═══ The data

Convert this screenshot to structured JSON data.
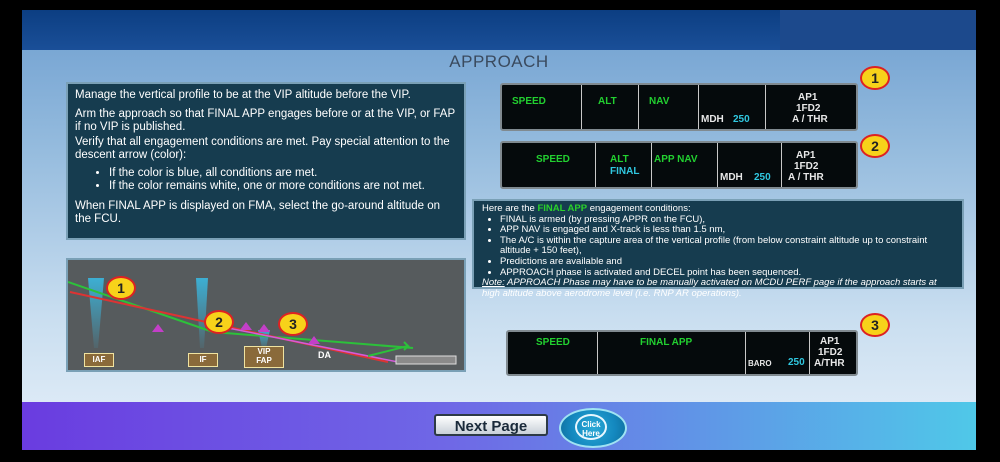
{
  "title": "APPROACH",
  "instructions": {
    "p1": "Manage the vertical profile to be at the VIP altitude before the VIP.",
    "p2": "Arm the approach so that FINAL APP engages before or at the VIP, or FAP if no VIP is published.",
    "p3": "Verify that all engagement conditions are met. Pay special attention to the descent arrow (color):",
    "bullets": [
      "If the color is blue, all conditions are met.",
      "If the color remains white, one or more conditions are not met."
    ],
    "p4": "When FINAL APP is displayed on FMA, select the go-around altitude on the FCU."
  },
  "fma1": {
    "speed": "SPEED",
    "alt": "ALT",
    "nav": "NAV",
    "mdh": "MDH",
    "mdh_val": "250",
    "ap": "AP1",
    "fd": "1FD2",
    "athr": "A / THR",
    "badge": "1"
  },
  "fma2": {
    "speed": "SPEED",
    "alt": "ALT",
    "final": "FINAL",
    "appnav": "APP NAV",
    "mdh": "MDH",
    "mdh_val": "250",
    "ap": "AP1",
    "fd": "1FD2",
    "athr": "A / THR",
    "badge": "2"
  },
  "fma3": {
    "speed": "SPEED",
    "finalapp": "FINAL APP",
    "baro": "BARO",
    "baro_val": "250",
    "ap": "AP1",
    "fd": "1FD2",
    "athr": "A/THR",
    "badge": "3"
  },
  "conditions": {
    "intro_pre": "Here are the ",
    "intro_hl": "FINAL APP",
    "intro_post": " engagement conditions:",
    "items": [
      "FINAL is armed (by pressing APPR on the FCU),",
      "APP NAV is engaged and X-track is less than 1.5 nm,",
      "The A/C is within the capture area of the vertical profile (from below constraint altitude up to constraint altitude + 150 feet),",
      "Predictions are available and",
      "APPROACH phase is activated and DECEL point has been sequenced."
    ],
    "note_label": "Note:",
    "note": " APPROACH Phase may have to be manually activated on MCDU PERF page if the approach starts at high altitude above aerodrome level (i.e. RNP AR operations)."
  },
  "diagram": {
    "iaf": "IAF",
    "if": "IF",
    "vip": "VIP",
    "fap": "FAP",
    "da": "DA",
    "badges": [
      "1",
      "2",
      "3"
    ]
  },
  "nav": {
    "next_page": "Next Page",
    "click_here_1": "Click",
    "click_here_2": "Here"
  }
}
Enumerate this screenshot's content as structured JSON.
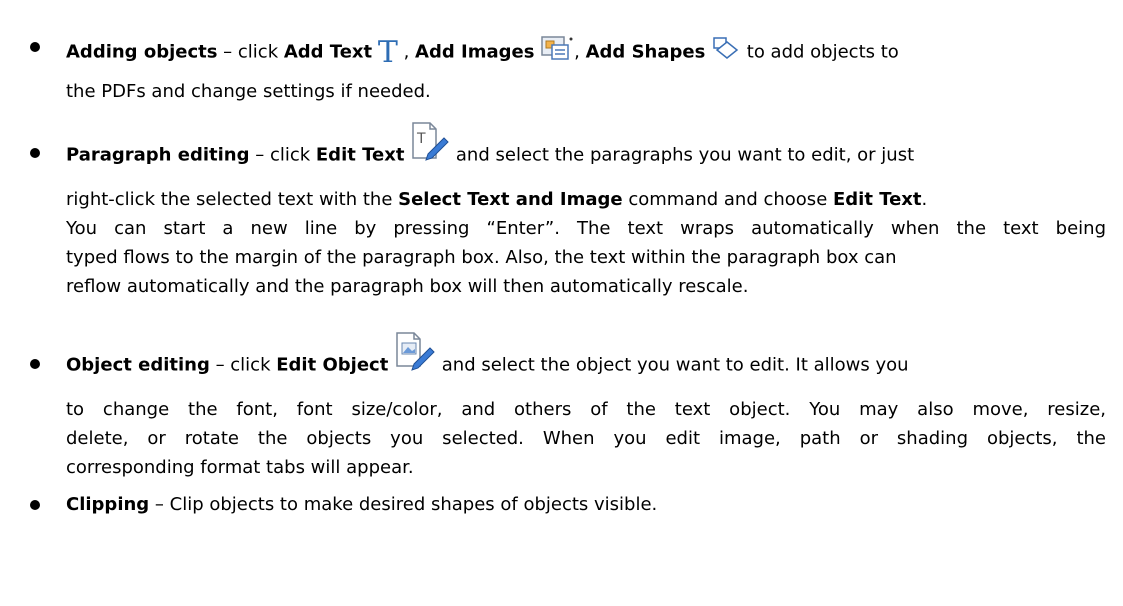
{
  "items": [
    {
      "title": "Adding objects",
      "lines": {
        "l1_dash": " – click ",
        "l1_b1": "Add Text",
        "l1_comma1": " , ",
        "l1_b2": "Add Images",
        "l1_comma2": ", ",
        "l1_b3": "Add Shapes",
        "l1_tail": " to add objects to",
        "l2": "the PDFs and change settings if needed."
      },
      "icons": [
        "text-icon",
        "add-images-icon",
        "add-shapes-icon"
      ]
    },
    {
      "title": "Paragraph editing",
      "lines": {
        "l1_dash": " – click ",
        "l1_b1": "Edit Text",
        "l1_tail": " and select the paragraphs you want to edit, or just",
        "l2_a": "right-click the selected text with the ",
        "l2_b": "Select Text and Image",
        "l2_c": " command and choose ",
        "l2_d": "Edit Text",
        "l2_e": ".",
        "l3": "You can start a new line by pressing “Enter”. The text wraps automatically when the text being",
        "l4": "typed flows to the margin of the paragraph box. Also, the text within the paragraph box can",
        "l5": "reflow automatically and the paragraph box will then automatically rescale."
      },
      "icons": [
        "edit-text-icon"
      ]
    },
    {
      "title": "Object editing",
      "lines": {
        "l1_dash": " – click ",
        "l1_b1": "Edit Object",
        "l1_tail": " and select the object you want to edit. It allows you",
        "l2": "to change the font, font size/color, and others of the text object. You may also move, resize,",
        "l3": "delete, or rotate the objects you selected. When you edit image, path or shading objects, the",
        "l4": "corresponding format tabs will appear."
      },
      "icons": [
        "edit-object-icon"
      ]
    },
    {
      "title": "Clipping",
      "lines": {
        "l1_tail": " – Clip objects to make desired shapes of objects visible."
      }
    }
  ],
  "colors": {
    "icon_blue": "#2e6db4",
    "pencil_blue": "#3a7bd5",
    "text": "#000000"
  }
}
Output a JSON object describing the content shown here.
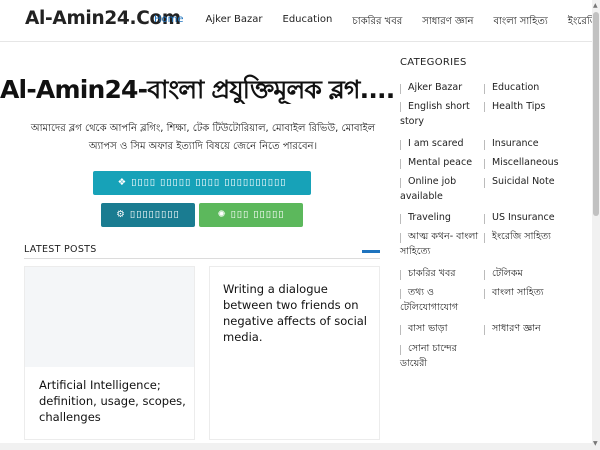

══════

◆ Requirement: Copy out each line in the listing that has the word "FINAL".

◆ Response area:
    "p2": "Arm the approach so that FINAL APP engages before or at the VIP, or FAP if no VIP is published.",
    "p4": "When FINAL APP is displayed on FMA, select the go-around altitude on the FCU."
    "final": "FINAL",
    "finalapp": "FINAL APP",
    "intro_hl": "FINAL APP",
      "FINAL is armed (by pressing APPR on the FCU),",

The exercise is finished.